Sundial: He invented our Cuban coffee ‘ventanitas.’ How Versailles' late founder changed Miami forever
What would Miami be without its famous ventanitas — the little coffee windows tucked into the sides of restaurants around South Florida?
Sundial’s new host Carlos Frías knows a little about cafecitos and croquetas. As the former food editor of the Miami Herald, the Cuban American has spent time reporting on the origins of the ventanitas as the town squares that influence so much of our culture.
On the Dec. 12 episode of Sundial we are remembering the father of the ventanitas, Felipe Valls Sr. — the inventor of the Miami coffee window and founder of arguably the most famous Cuban restaurant in the world, Versailles. Valls died Nov. 26 at age 89.

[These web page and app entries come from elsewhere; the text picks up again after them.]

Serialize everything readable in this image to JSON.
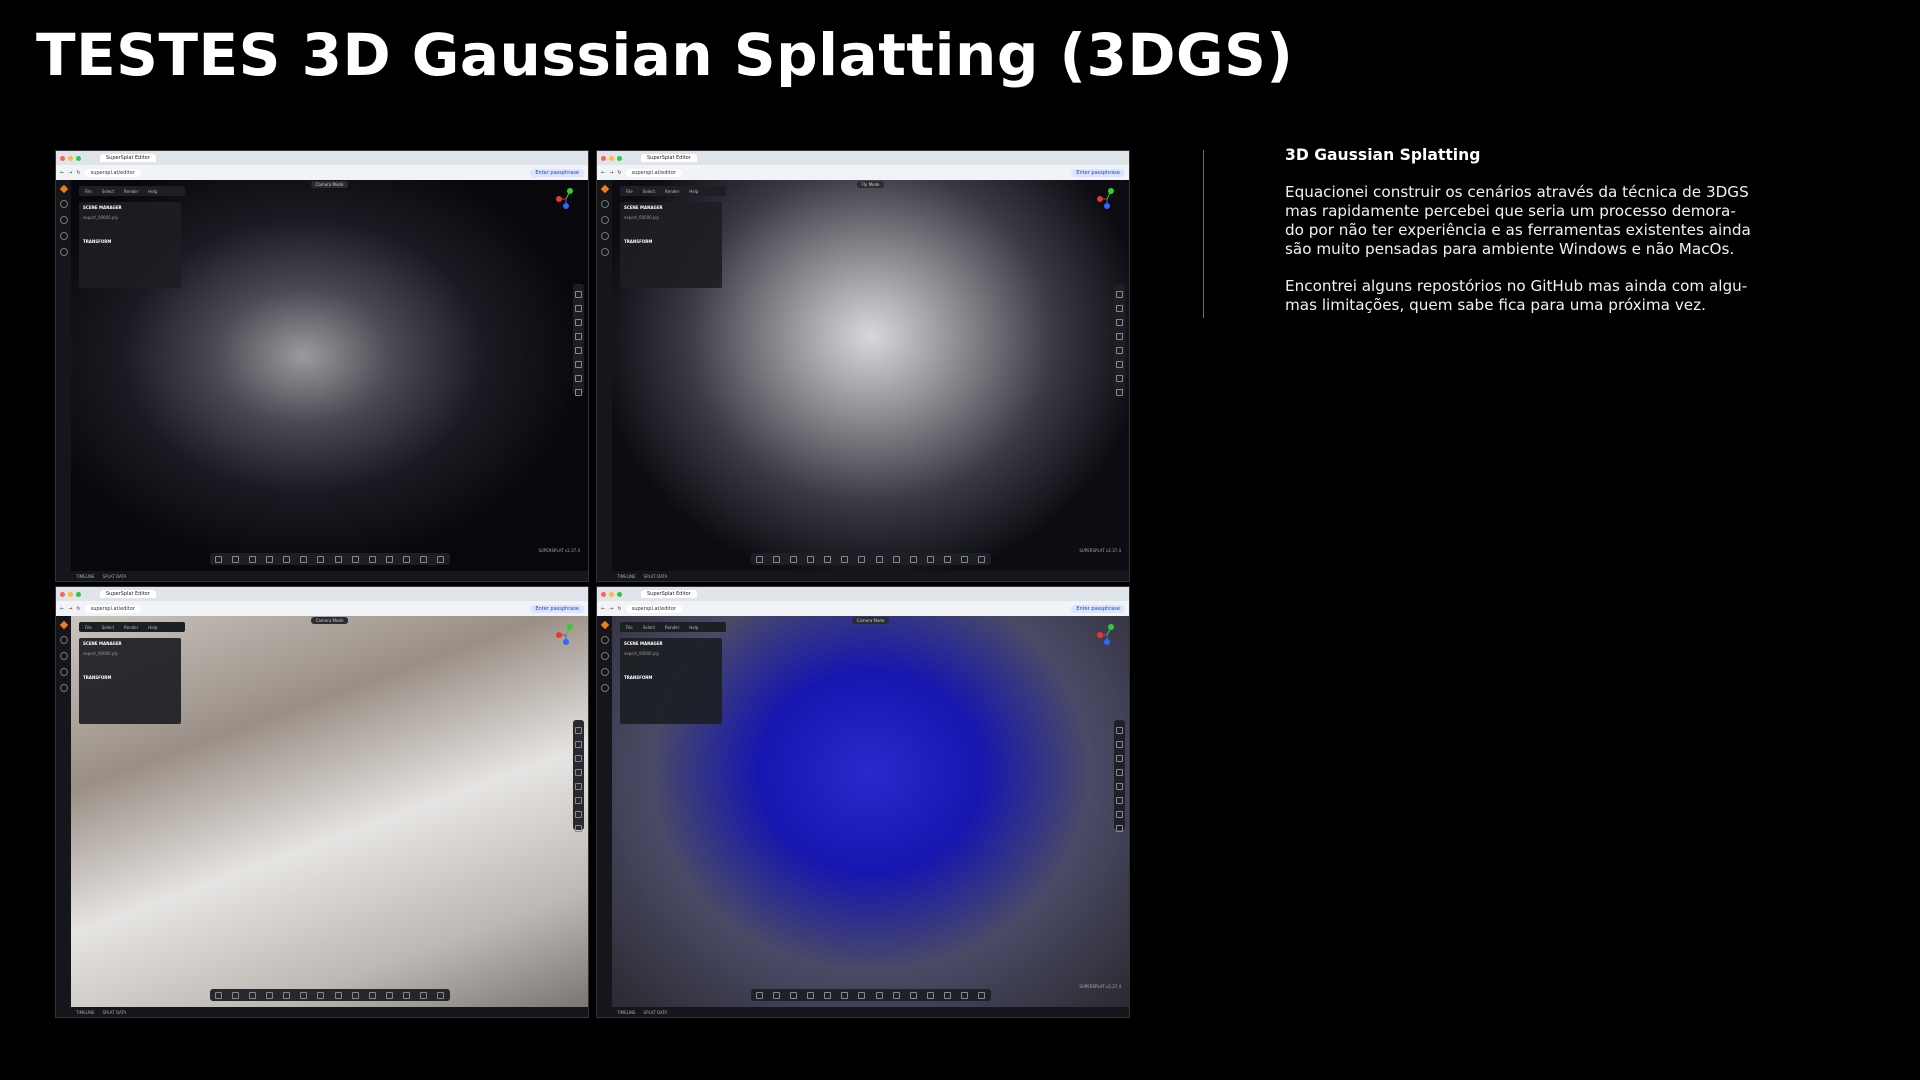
{
  "title": "TESTES 3D Gaussian Splatting (3DGS)",
  "description": {
    "heading": "3D Gaussian Splatting",
    "paragraph1": "Equacionei construir os cenários através da técnica de 3DGS\nmas rapidamente percebei que seria um processo demora-\ndo por não ter experiência e as ferramentas existentes ainda\nsão muito pensadas para ambiente Windows e não MacOs.",
    "paragraph2": "Encontrei alguns repostórios no GitHub mas ainda com algu-\nmas limitações, quem sabe fica para uma próxima vez."
  },
  "screenshots": [
    {
      "tab": "SuperSplat Editor",
      "url": "superspl.at/editor",
      "incognito": "Enter passphrase",
      "menu": [
        "File",
        "Select",
        "Render",
        "Help"
      ],
      "panel_title": "SCENE MANAGER",
      "file": "export_00000.ply",
      "transform": "TRANSFORM",
      "chip": "Camera Mode",
      "status_left": [
        "TIMELINE",
        "SPLAT DATA"
      ],
      "watermark": "SUPERSPLAT v2.37.4"
    },
    {
      "tab": "SuperSplat Editor",
      "url": "superspl.at/editor",
      "incognito": "Enter passphrase",
      "menu": [
        "File",
        "Select",
        "Render",
        "Help"
      ],
      "panel_title": "SCENE MANAGER",
      "file": "export_00000.ply",
      "transform": "TRANSFORM",
      "chip": "Fly Mode",
      "status_left": [
        "TIMELINE",
        "SPLAT DATA"
      ],
      "watermark": "SUPERSPLAT v2.37.4"
    },
    {
      "tab": "SuperSplat Editor",
      "url": "superspl.at/editor",
      "incognito": "Enter passphrase",
      "menu": [
        "File",
        "Select",
        "Render",
        "Help"
      ],
      "panel_title": "SCENE MANAGER",
      "file": "export_00000.ply",
      "transform": "TRANSFORM",
      "chip": "Camera Mode",
      "status_left": [
        "TIMELINE",
        "SPLAT DATA"
      ],
      "watermark": ""
    },
    {
      "tab": "SuperSplat Editor",
      "url": "superspl.at/editor",
      "incognito": "Enter passphrase",
      "menu": [
        "File",
        "Select",
        "Render",
        "Help"
      ],
      "panel_title": "SCENE MANAGER",
      "file": "export_00000.ply",
      "transform": "TRANSFORM",
      "chip": "Camera Mode",
      "status_left": [
        "TIMELINE",
        "SPLAT DATA"
      ],
      "watermark": "SUPERSPLAT v2.37.4"
    }
  ],
  "colors": {
    "accent": "#f07c1c",
    "background": "#000000",
    "point_blue": "#1a1aff"
  }
}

Joining Sundial is Felipe Valls Jr., who worked with his father to open more than 30 restaurants in South Florida — making the late Valls one of the most important restaurateurs in Miami history.
“The guy who did the little café, who happened to be a designer from Cuba, did all these edged mirrors,” said Valls Jr. “And my dad goes, ‘This place looks like it’s the Palace in Versailles!’”
And that's how a Cuban restaurant in Miami was named after the Palace of Versailles.
On Sundial's previous episode, we spoke to author Kathie Klarreich about the book Don’t Shake the Spoon: A Journal of Prison Writing, an anthology of stories, poems and essays written by Florida inmates who took part in her Exchange for Change program. You can listen to that episode here.
Listen to Sundial Monday through Thursday on WLRN, 91.3 FM, live at 1 p.m., rebroadcast at 8 p.m. Missed a show? Find every episode of Sundial on your favorite podcast app, such as Apple Podcasts and Stitcher.